**Exercise objective:** Scan the data below for lines holding the word "brush", and copy each line found.

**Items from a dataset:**

****************

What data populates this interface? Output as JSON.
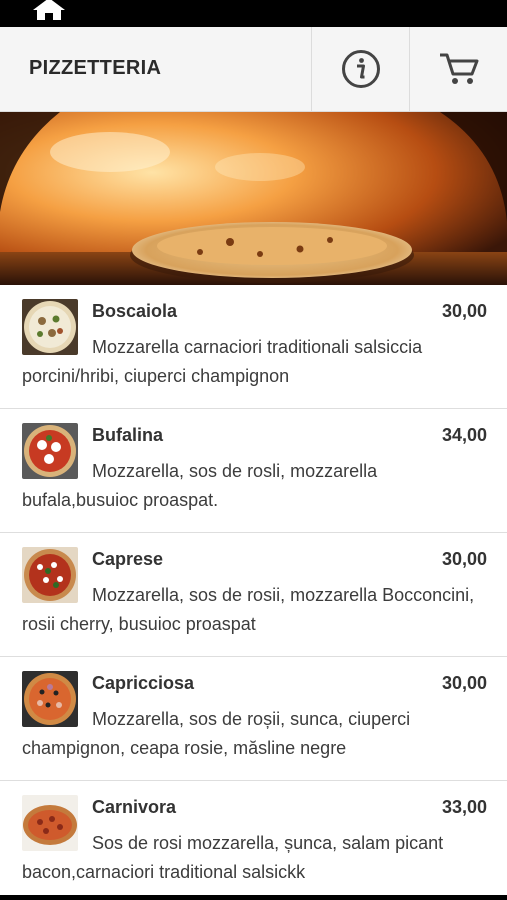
{
  "status_bar": {
    "home_icon": "home-icon"
  },
  "header": {
    "title": "PIZZETTERIA",
    "info_icon": "info-circle-icon",
    "cart_icon": "shopping-cart-icon"
  },
  "hero": {
    "image": "pizza-in-wood-oven"
  },
  "menu": {
    "items": [
      {
        "name": "Boscaiola",
        "price": "30,00",
        "description": "Mozzarella carnaciori traditionali salsiccia porcini/hribi, ciuperci champignon"
      },
      {
        "name": "Bufalina",
        "price": "34,00",
        "description": "Mozzarella, sos de rosli, mozzarella bufala,busuioc proaspat."
      },
      {
        "name": "Caprese",
        "price": "30,00",
        "description": "Mozzarella, sos de rosii, mozzarella Bocconcini, rosii cherry, busuioc proaspat"
      },
      {
        "name": "Capricciosa",
        "price": "30,00",
        "description": "Mozzarella, sos de roșii, sunca, ciuperci champignon, ceapa rosie, măsline negre"
      },
      {
        "name": "Carnivora",
        "price": "33,00",
        "description": "Sos de rosi mozzarella, șunca, salam picant bacon,carnaciori traditional salsickk"
      }
    ]
  },
  "colors": {
    "header_bg": "#f5f5f5",
    "text": "#333333",
    "divider": "#dedede"
  }
}
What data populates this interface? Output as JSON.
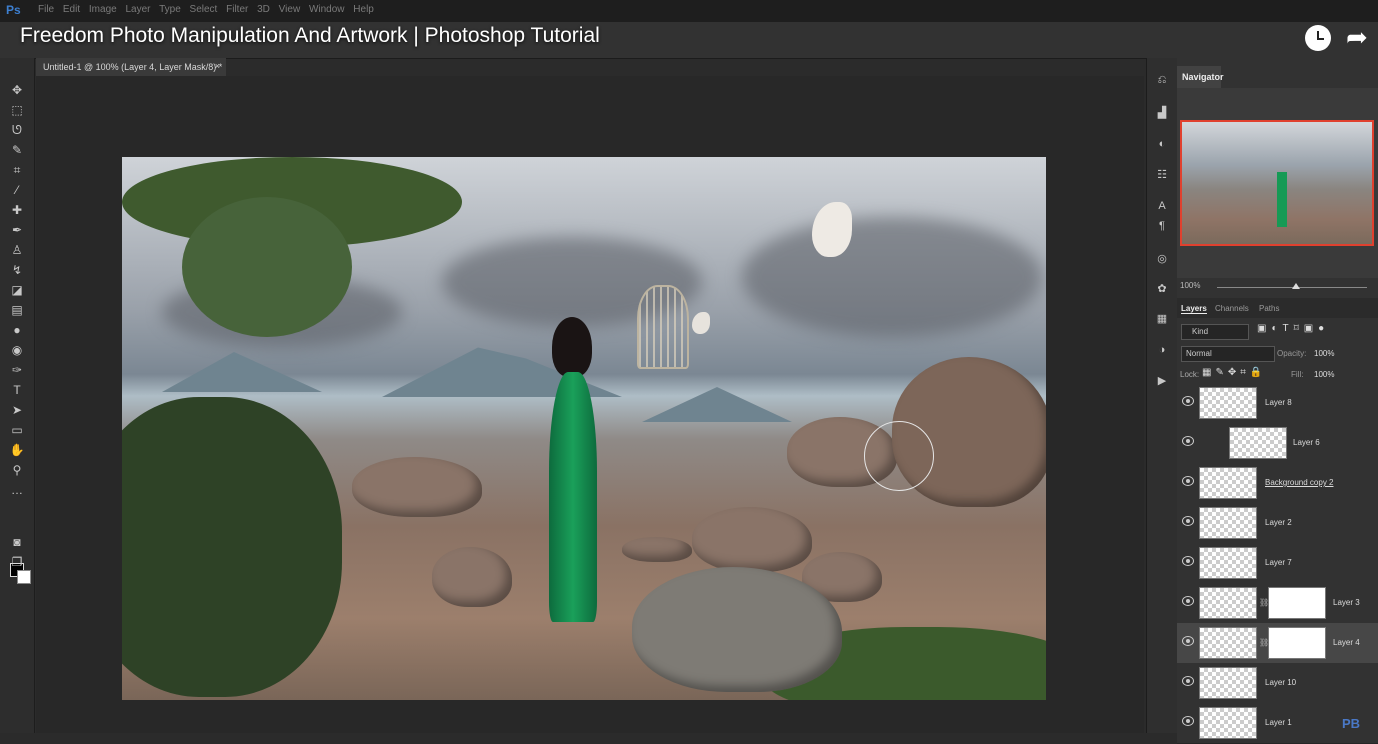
{
  "app": {
    "logo": "Ps",
    "menu": [
      "File",
      "Edit",
      "Image",
      "Layer",
      "Type",
      "Select",
      "Filter",
      "3D",
      "View",
      "Window",
      "Help"
    ]
  },
  "video": {
    "title": "Freedom Photo Manipulation And Artwork | Photoshop Tutorial"
  },
  "document": {
    "tab_label": "Untitled-1 @ 100% (Layer 4, Layer Mask/8) *",
    "close_glyph": "×"
  },
  "navigator": {
    "tab_label": "Navigator",
    "zoom": "100%"
  },
  "layers_panel": {
    "tabs": [
      "Layers",
      "Channels",
      "Paths"
    ],
    "filter_kind": "Kind",
    "blend_mode": "Normal",
    "opacity_label": "Opacity:",
    "opacity": "100%",
    "lock_label": "Lock:",
    "fill_label": "Fill:",
    "fill": "100%",
    "layers": [
      {
        "name": "Layer 8",
        "mask": false,
        "selected": false
      },
      {
        "name": "Layer 6",
        "mask": false,
        "selected": false,
        "clipped": true
      },
      {
        "name": "Background copy 2",
        "mask": false,
        "selected": false
      },
      {
        "name": "Layer 2",
        "mask": false,
        "selected": false
      },
      {
        "name": "Layer 7",
        "mask": false,
        "selected": false
      },
      {
        "name": "Layer 3",
        "mask": true,
        "selected": false
      },
      {
        "name": "Layer 4",
        "mask": true,
        "selected": true
      },
      {
        "name": "Layer 10",
        "mask": false,
        "selected": false
      },
      {
        "name": "Layer 1",
        "mask": false,
        "selected": false
      }
    ]
  },
  "colors": {
    "accent_red": "#e0402e",
    "dress_green": "#1aa05a"
  },
  "icons": {
    "tools": [
      "move-icon",
      "marquee-icon",
      "lasso-icon",
      "quick-select-icon",
      "crop-icon",
      "eyedropper-icon",
      "healing-icon",
      "brush-icon",
      "stamp-icon",
      "history-brush-icon",
      "eraser-icon",
      "gradient-icon",
      "blur-icon",
      "dodge-icon",
      "pen-icon",
      "type-icon",
      "path-select-icon",
      "shape-icon",
      "hand-icon",
      "zoom-icon",
      "more-icon"
    ],
    "panel_strip": [
      "history-icon",
      "histogram-icon",
      "adjustments-icon",
      "properties-icon",
      "character-icon",
      "paragraph-icon",
      "libraries-icon",
      "brush-settings-icon",
      "swatches-icon",
      "styles-icon",
      "actions-icon"
    ]
  },
  "watermark": "PB"
}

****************

**Worked solution:**
      "brush-icon",
      "history-brush-icon",
      "brush-settings-icon",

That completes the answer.